Hello, I was fascinated with the segment about your research on the gypsy moth. I have kind of a strange moth question for you. Darn if I haven't been able to locate the dissection manual that I read this in. I was going to send you the article. I will see how much I can recall from memory.

This article stated that you could grow giant grasshoppers. Now, I am not sure if they were being liberal with the term gaint. The article said to take about 20 to 30 dead bodies of male moths. (unspecified type) Grind then up in a mortar and pestle with sand. Put this into solution. (Can't remember if it was either H2o or ctoh.) Coarsely filter the solution and then centrifuge. Draw off the clear part of the solution and allow to evaporate. The remaining material was said to be amber colored and honey-like. This was said to be the moth's hormone. It said to then paint this "hormone" onto the side of the abdomen of a baby grasshopper. This really intrigued me at age 12. However, I did not have access to the equipment, and did not have much experience with the scientific method. I am now 38. Now and then I still wonder about that article. You seem to be one of the very few people who could tell me if this seems plausible in any way. Derek

Mastro's response:
Sorry Derek, I have never heard of this specific use for dead moths. Insects do contain hormones that regulate growth, but I don't believe that the technique your described would allow you to transfer them from moths to grasshoppers.

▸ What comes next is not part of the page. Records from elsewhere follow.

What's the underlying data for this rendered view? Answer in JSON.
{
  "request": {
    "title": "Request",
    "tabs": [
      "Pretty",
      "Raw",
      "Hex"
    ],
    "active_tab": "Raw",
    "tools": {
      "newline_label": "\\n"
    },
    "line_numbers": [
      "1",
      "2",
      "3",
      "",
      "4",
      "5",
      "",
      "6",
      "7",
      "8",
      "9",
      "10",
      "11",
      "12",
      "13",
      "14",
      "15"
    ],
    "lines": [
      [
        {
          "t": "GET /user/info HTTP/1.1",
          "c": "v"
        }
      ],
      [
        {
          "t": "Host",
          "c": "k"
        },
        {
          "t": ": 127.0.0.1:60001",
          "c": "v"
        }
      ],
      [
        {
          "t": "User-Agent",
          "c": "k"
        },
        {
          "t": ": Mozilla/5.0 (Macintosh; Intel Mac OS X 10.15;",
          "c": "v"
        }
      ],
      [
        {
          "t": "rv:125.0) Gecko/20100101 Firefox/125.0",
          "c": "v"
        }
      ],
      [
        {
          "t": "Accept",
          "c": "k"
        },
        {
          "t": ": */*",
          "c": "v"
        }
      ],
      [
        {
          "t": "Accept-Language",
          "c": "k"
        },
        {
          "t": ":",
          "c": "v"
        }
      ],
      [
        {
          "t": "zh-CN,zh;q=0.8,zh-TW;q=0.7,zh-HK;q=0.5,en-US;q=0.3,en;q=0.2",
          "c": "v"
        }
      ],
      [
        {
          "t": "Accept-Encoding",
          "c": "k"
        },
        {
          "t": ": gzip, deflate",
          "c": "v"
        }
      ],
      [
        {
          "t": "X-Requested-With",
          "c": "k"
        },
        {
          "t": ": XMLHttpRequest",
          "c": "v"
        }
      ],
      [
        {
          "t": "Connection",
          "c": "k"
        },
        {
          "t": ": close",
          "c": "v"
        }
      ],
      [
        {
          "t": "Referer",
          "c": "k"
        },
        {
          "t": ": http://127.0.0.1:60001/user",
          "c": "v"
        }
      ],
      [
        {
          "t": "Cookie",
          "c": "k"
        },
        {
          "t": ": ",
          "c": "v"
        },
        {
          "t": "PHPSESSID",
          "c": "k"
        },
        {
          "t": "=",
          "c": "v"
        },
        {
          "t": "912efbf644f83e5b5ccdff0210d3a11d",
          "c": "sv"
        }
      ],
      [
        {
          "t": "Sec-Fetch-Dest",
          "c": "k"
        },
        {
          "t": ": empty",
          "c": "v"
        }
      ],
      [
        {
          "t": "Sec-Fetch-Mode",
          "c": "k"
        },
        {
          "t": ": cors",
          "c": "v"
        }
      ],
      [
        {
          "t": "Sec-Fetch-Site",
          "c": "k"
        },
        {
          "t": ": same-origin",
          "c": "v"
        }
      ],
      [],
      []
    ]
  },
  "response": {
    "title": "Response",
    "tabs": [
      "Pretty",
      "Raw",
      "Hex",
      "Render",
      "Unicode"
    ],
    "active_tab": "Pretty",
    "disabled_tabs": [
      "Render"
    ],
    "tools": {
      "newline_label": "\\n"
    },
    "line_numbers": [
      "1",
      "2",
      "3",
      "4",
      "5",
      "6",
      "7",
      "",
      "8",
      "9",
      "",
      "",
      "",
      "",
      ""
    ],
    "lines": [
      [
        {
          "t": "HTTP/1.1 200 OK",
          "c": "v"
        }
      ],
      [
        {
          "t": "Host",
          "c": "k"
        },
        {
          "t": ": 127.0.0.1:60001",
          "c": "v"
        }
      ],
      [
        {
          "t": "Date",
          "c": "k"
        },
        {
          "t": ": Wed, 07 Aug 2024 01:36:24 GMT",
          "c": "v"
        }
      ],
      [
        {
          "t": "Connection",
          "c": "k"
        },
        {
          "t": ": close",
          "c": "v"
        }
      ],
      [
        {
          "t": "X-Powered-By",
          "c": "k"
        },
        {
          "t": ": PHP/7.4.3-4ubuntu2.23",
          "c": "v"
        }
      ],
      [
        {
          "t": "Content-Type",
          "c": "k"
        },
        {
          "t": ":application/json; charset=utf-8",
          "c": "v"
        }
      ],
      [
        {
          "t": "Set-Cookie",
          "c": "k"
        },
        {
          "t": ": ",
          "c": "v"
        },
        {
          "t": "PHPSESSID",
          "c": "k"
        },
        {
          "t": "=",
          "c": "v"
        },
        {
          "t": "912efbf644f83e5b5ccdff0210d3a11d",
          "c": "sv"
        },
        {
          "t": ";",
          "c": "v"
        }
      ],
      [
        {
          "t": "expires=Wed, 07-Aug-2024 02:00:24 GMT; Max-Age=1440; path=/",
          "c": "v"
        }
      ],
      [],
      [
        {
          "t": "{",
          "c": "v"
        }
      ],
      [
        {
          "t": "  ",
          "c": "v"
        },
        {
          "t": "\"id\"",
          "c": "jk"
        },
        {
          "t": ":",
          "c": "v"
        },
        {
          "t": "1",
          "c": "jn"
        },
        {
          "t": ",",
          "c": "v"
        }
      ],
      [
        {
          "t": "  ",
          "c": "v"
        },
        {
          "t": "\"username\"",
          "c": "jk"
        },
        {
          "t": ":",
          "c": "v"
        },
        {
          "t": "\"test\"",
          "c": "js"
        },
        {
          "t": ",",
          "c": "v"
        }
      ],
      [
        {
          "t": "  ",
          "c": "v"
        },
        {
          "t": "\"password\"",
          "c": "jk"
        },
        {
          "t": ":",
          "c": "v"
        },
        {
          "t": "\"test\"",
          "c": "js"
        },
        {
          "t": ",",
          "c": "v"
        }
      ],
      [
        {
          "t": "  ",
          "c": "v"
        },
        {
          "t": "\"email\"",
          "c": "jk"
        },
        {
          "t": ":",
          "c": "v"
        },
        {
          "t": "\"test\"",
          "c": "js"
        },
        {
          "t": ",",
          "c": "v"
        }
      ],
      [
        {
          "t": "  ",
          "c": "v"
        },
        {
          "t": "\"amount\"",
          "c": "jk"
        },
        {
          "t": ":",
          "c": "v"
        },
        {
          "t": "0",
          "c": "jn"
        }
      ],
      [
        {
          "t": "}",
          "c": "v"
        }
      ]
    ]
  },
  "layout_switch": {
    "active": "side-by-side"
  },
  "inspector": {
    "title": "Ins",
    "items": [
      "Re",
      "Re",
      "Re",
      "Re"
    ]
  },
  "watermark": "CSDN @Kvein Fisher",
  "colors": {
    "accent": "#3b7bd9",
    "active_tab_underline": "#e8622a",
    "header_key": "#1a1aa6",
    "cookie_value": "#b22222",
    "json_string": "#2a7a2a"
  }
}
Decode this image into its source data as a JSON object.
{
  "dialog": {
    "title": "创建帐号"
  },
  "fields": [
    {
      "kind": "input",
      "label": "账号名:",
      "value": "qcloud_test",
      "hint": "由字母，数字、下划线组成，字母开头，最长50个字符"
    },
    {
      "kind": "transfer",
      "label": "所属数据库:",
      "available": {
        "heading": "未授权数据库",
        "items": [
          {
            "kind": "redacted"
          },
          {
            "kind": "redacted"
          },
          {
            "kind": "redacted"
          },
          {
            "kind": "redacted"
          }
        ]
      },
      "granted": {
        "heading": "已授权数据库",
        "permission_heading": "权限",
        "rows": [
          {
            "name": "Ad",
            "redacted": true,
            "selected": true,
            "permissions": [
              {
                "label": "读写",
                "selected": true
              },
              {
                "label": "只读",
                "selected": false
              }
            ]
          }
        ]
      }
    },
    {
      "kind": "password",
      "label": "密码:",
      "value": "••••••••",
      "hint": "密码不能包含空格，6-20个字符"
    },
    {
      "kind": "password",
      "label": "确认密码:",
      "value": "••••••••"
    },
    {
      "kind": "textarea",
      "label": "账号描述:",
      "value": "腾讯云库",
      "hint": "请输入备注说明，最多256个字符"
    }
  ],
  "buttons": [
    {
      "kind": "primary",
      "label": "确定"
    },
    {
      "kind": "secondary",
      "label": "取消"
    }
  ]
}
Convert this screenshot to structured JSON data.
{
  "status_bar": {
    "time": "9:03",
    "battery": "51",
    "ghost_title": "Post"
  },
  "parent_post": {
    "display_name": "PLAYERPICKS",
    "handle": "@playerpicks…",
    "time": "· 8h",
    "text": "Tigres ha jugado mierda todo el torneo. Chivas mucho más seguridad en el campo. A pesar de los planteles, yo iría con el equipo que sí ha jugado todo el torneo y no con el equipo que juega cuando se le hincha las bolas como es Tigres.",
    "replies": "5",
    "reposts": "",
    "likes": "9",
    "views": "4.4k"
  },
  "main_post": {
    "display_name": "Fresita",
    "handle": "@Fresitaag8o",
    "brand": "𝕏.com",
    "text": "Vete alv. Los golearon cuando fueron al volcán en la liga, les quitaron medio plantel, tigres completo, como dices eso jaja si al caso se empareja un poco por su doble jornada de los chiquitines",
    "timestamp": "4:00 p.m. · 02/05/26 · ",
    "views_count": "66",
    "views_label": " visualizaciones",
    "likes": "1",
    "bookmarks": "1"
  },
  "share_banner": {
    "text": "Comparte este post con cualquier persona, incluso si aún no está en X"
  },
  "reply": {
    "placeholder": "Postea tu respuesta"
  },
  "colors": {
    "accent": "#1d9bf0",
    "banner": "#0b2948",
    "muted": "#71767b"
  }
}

Return to Show Page

 

 


Teaching guide Science hotline watch online Weblinks & more
The Silence of the Birds Green Invader The Silken Tree Eaters Dust Busting Teaching guide Science hotline video trailer Resources Contact Search Homepage